The average "cross-sell ratio" for a financial institution is two (based on an average American consumer owning sixteen different financial products from eight different institutions). Wells Fargo purports to have a cross-sell ratio of 4.5, and has a ratio goal of eight. Such a high cross-sell ratio would result in a financial services version of the "agglomerator" business model, most popular among the big-box retailers, such as Home Depot, Office Depot, and Wal-Mart. In order to achieve the high goal ratio, Wells Fargo lobbied hard for deregulation of the banking industry, and for repeal of many of the laws that were passed during the Great Depression like the Glass-Steagall Act.
Wells Fargo & Company is the end result of more than 2,000 mergers. The holding company was previously known as Norwest Corporation and before that Northwestern National Bank (BANCO). Norwest was numerically the most acquistive bank in the 1980's. Most of the management and the business model of the present day Wells Fargo come from Norwest Bank, and the stock history of Wells Fargo is that of Norwest.
Henry Wells and William Fargo founded Wells Fargo & Co. in 1852 as a stagecoach and banking company during the California Gold Rush. Its major focus was its express business until World War I, when the U.S. government nationalized the express business; the company then shifted its focus to financial services, starting from a whopping one bank in 1918. The stagecoach still appears prominently in Wells Fargo advertising and brand image; Wells Fargo owns ten refurbished original stagecoaches and five replica stagecoaches that are featured in museums and several of its locations.

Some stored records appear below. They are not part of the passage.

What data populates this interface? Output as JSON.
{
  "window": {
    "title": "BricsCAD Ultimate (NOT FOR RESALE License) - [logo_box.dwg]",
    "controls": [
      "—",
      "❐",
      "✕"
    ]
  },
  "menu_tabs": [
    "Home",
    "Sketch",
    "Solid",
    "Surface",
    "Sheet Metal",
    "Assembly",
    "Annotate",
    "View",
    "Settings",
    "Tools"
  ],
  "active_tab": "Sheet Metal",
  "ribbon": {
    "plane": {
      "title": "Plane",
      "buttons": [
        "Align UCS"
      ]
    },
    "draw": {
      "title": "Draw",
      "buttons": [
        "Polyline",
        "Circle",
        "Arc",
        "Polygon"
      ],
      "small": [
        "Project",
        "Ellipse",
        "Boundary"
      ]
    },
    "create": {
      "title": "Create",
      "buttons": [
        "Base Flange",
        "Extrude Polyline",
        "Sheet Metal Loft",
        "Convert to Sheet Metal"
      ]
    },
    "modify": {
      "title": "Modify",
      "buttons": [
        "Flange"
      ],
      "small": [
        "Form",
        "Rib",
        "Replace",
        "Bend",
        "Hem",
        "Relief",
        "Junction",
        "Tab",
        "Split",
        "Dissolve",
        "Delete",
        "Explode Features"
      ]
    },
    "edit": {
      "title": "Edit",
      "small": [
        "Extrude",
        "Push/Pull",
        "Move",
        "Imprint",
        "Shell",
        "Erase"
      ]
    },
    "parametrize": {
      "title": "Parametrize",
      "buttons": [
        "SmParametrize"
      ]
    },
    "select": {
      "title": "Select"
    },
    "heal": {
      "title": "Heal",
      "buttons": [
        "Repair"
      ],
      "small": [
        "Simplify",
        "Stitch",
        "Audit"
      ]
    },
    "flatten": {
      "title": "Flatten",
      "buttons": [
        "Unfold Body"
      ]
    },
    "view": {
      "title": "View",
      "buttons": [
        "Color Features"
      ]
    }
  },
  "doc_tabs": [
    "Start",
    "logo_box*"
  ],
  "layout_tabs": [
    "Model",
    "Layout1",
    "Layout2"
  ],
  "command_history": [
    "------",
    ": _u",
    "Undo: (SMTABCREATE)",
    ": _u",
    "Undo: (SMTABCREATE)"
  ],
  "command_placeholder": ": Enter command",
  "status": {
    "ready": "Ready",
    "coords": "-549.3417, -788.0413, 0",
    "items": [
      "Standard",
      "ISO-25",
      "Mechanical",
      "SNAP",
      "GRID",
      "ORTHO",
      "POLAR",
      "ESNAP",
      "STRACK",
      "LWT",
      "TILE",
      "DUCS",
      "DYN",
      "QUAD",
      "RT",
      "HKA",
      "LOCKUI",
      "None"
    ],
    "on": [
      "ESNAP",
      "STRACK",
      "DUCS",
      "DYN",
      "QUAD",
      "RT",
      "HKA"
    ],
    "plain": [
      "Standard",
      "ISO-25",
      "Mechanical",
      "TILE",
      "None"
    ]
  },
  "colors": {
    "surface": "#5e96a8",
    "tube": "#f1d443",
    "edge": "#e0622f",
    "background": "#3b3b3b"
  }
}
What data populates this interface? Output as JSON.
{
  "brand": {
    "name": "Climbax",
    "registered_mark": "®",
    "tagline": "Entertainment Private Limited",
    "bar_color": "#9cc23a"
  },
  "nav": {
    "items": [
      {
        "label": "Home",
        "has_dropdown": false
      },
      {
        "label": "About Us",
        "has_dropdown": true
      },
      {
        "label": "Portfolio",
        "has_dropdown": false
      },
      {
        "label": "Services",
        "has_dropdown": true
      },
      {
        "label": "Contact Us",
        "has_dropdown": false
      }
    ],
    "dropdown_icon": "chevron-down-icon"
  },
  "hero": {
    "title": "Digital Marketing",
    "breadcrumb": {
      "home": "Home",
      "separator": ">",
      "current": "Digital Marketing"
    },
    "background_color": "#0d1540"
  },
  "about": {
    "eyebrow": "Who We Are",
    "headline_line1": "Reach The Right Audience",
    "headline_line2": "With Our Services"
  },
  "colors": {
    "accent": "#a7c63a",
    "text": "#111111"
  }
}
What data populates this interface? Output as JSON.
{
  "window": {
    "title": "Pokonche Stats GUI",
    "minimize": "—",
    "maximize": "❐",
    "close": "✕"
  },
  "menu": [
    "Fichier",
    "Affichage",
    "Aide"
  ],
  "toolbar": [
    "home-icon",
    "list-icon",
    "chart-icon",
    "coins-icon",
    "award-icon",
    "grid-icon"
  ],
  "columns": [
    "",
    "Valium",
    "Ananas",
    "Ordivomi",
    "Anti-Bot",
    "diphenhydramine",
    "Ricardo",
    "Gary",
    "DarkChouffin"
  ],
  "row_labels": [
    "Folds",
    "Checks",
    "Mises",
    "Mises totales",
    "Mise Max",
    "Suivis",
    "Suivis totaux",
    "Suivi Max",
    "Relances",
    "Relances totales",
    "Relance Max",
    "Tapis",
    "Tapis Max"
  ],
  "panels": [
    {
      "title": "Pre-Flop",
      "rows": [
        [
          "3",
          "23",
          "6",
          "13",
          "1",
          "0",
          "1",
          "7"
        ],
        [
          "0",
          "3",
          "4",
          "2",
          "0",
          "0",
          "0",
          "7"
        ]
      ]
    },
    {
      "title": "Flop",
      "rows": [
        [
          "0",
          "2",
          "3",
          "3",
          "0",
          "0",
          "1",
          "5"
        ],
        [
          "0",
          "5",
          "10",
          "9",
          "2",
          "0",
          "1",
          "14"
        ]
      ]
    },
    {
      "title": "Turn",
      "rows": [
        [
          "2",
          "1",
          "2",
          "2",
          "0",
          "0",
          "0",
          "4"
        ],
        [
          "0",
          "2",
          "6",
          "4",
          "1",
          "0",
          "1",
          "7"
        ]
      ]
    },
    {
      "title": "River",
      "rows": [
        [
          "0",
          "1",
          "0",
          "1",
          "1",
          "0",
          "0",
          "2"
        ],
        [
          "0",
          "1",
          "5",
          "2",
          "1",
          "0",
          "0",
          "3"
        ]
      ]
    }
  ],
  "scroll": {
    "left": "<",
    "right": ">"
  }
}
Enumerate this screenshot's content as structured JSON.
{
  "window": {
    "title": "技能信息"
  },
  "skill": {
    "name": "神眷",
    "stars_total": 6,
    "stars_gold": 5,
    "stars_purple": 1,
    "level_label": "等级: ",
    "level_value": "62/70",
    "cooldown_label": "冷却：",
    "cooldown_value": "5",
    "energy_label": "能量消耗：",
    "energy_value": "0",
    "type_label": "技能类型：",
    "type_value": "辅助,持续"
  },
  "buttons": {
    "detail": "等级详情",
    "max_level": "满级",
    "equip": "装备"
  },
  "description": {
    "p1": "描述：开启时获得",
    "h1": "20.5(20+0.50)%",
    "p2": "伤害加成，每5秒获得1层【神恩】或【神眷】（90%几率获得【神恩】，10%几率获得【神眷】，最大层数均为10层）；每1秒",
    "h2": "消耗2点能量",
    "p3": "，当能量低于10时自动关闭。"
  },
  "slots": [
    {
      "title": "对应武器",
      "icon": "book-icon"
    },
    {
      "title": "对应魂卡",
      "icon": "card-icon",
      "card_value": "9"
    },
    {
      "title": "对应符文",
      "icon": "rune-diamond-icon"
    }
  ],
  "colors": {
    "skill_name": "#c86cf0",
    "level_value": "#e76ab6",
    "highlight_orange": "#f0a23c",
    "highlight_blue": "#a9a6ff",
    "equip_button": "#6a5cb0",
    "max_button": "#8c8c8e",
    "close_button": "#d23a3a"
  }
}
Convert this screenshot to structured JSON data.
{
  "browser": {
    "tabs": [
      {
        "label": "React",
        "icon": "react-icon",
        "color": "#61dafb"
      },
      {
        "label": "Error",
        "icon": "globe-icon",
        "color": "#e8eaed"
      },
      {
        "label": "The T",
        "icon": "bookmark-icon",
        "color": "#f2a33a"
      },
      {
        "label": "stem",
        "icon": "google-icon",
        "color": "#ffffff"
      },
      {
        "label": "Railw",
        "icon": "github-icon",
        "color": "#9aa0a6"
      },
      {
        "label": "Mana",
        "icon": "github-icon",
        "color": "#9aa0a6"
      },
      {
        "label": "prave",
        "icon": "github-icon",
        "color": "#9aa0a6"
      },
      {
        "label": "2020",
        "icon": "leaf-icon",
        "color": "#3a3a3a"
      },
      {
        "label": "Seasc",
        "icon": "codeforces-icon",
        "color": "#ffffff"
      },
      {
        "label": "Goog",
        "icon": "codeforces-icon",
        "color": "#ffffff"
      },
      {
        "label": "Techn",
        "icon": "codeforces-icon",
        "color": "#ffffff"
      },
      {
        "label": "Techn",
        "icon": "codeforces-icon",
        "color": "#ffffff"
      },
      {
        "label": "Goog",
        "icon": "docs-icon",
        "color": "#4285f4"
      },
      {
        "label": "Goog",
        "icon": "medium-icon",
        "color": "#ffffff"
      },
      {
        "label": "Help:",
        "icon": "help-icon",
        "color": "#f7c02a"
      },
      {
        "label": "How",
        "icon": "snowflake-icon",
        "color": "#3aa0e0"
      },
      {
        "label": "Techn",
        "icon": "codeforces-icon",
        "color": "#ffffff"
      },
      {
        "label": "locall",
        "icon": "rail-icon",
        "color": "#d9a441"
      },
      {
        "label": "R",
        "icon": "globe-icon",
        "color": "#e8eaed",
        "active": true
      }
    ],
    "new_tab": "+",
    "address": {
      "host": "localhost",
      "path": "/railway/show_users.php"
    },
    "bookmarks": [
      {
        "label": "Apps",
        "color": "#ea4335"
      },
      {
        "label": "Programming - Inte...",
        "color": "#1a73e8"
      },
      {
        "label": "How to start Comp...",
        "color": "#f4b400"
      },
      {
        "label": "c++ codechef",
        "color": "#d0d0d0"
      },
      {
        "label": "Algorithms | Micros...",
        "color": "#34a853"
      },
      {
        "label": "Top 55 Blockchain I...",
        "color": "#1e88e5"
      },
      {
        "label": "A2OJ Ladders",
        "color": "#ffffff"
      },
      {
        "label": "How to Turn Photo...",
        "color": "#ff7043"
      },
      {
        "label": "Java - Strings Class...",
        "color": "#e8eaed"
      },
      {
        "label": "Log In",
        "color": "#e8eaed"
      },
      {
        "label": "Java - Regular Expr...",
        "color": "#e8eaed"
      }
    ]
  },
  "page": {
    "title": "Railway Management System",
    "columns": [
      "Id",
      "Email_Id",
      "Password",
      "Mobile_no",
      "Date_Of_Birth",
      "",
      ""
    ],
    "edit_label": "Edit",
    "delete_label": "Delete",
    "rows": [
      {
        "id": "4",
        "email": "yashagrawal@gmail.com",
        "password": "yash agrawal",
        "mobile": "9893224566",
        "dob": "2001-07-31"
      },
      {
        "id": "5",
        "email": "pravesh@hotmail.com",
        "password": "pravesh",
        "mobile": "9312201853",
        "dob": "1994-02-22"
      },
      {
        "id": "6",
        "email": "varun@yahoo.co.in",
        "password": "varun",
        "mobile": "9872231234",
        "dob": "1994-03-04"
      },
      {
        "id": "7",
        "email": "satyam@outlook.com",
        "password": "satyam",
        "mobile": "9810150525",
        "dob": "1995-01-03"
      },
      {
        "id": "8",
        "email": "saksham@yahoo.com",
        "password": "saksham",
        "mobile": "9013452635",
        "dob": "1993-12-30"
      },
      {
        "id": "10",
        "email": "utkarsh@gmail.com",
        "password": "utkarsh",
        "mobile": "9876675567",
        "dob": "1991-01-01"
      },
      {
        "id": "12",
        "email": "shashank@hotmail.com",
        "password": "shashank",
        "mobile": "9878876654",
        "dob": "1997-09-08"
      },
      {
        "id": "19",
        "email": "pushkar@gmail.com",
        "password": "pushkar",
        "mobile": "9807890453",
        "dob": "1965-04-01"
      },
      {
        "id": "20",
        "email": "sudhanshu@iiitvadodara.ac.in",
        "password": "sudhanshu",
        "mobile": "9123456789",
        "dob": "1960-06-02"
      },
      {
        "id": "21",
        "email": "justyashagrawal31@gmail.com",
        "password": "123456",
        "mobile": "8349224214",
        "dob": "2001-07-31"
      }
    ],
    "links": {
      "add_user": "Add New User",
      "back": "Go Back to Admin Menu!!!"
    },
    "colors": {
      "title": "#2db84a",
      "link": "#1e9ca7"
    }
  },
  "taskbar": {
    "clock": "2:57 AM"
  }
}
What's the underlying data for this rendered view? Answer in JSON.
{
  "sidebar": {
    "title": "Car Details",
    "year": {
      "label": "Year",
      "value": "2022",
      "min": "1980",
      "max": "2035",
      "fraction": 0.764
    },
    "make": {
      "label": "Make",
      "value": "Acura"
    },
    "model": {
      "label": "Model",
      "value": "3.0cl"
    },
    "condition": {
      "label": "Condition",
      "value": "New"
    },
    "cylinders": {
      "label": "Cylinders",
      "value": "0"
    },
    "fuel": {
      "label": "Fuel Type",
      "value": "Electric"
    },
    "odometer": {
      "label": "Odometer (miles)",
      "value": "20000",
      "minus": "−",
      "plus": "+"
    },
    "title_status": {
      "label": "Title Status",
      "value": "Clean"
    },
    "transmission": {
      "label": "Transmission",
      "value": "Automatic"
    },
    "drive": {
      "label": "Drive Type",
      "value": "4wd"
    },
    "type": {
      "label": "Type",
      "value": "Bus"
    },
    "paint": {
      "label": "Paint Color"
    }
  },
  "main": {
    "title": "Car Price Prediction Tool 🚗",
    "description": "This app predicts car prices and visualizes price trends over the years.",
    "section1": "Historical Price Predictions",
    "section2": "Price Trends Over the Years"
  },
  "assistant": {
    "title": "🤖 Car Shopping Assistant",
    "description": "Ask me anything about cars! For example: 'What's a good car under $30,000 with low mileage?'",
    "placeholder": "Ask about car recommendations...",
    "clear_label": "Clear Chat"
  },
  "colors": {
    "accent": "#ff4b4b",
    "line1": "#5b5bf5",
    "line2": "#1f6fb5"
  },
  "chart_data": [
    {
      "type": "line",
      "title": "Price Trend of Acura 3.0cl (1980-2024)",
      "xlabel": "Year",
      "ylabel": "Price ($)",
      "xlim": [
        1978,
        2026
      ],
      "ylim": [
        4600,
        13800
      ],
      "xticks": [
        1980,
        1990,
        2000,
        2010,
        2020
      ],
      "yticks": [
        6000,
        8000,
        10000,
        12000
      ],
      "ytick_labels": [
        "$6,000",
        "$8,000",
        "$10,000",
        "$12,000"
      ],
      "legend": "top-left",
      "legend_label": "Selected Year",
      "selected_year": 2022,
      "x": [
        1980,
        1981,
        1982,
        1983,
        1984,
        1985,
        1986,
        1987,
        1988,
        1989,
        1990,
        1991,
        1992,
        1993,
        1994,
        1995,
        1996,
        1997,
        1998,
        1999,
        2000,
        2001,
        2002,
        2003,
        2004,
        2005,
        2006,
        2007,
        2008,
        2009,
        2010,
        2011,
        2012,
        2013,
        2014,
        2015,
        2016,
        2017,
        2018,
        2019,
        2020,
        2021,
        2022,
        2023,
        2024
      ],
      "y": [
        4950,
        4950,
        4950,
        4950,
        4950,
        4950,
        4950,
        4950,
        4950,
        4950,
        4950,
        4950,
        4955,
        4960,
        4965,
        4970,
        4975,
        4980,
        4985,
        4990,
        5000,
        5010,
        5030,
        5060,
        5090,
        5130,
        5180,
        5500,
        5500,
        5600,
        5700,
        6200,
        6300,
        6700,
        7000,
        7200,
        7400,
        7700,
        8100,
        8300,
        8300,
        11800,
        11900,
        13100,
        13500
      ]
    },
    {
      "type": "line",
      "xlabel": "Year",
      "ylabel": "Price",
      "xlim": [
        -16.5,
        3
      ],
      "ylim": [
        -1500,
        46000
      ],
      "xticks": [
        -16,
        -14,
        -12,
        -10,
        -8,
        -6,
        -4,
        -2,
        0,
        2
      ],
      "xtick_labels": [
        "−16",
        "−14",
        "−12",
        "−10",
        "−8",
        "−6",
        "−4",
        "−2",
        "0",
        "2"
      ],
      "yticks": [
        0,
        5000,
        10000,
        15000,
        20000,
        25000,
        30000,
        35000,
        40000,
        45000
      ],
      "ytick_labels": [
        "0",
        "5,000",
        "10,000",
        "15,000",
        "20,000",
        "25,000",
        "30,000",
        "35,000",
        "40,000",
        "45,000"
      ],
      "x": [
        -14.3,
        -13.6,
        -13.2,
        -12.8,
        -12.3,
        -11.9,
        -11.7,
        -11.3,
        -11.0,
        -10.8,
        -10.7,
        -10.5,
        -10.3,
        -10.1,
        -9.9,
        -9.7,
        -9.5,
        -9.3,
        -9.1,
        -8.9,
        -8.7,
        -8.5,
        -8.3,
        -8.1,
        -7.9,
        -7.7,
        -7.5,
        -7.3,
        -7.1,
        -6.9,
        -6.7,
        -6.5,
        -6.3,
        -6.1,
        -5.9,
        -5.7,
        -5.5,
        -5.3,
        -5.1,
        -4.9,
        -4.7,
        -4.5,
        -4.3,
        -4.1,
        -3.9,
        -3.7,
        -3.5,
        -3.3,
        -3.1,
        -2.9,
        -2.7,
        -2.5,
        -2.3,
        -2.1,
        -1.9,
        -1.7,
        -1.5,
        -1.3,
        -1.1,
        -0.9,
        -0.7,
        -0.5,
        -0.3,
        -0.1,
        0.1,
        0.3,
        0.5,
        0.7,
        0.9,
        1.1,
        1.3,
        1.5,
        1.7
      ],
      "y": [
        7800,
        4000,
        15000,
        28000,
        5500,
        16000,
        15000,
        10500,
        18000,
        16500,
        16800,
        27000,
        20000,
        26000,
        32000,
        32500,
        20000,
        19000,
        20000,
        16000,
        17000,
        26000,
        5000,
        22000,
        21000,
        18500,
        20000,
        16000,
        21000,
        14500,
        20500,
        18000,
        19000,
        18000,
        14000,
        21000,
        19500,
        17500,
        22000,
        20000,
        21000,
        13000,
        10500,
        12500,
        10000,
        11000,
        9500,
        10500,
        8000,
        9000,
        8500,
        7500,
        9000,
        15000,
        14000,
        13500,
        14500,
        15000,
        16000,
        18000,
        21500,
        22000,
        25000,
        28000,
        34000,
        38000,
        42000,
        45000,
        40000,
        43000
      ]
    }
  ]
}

In 1996, Wells Fargo successfully acquired First Interstate Bancorporation through a hostile takeover. First Interstate had operated successfully in many Western states.
Merging First Interstate's operations, customer base, and management systems into Wells Fargo was far more difficult than Wells Fargo's management had anticipated. Wells Fargo's executives were so eager to quickly complete the re-branding and integration of the two banks that they failed to properly anticipate, strategize, and prepare for the immense amount of work required to integrate First Interstate's operational systems, management style and employee culture into Wells Fargo's systems. Compounding these difficulties was the negative publicity Wells Fargo had received from some First Interstate shareholders, bank industry analysts, customers, consumer advocates, First Interstate employees, and news media regarding Wells' hostile takeover bid.
The First Interstate acquisition was marred by technical glitches and numerous client complaints. News media reported on dissatisfaction among some long-time First Interstate customers. The Wells Fargo brand reputation in the newly-acquired First Interstate markets was tarnished for a few years. The First Interstate franchisee for Montana and Wyoming negotiated to retain the rights to the First Interstate Bank brand and tradenames within those states. Visitors from other states are sometimes startled to see the First Interstate brand still in use years after the Wells Fargo acquisition.
In 1999, Wells Fargo and Company entered into a merger/acquisition agreement with Norwest Bancorporation. The combined company took on the Wells Fargo identity to capitalize on the nearly 150-year history of the Wells Fargo name. As such, Wells Fargo is among only a handful of publicly-traded companies to remain in its original business (financial services) using its original name. The new entity was careful to avoid the embarrassing technical and public relations mistakes which had marred the First Interstate acquisition. The management team of the newly-combined Wells Fargo, headed by CEO Richard Kovacevich, adopted a careful phase-in of Wells Fargo/Norwest integration over a two-year time frame.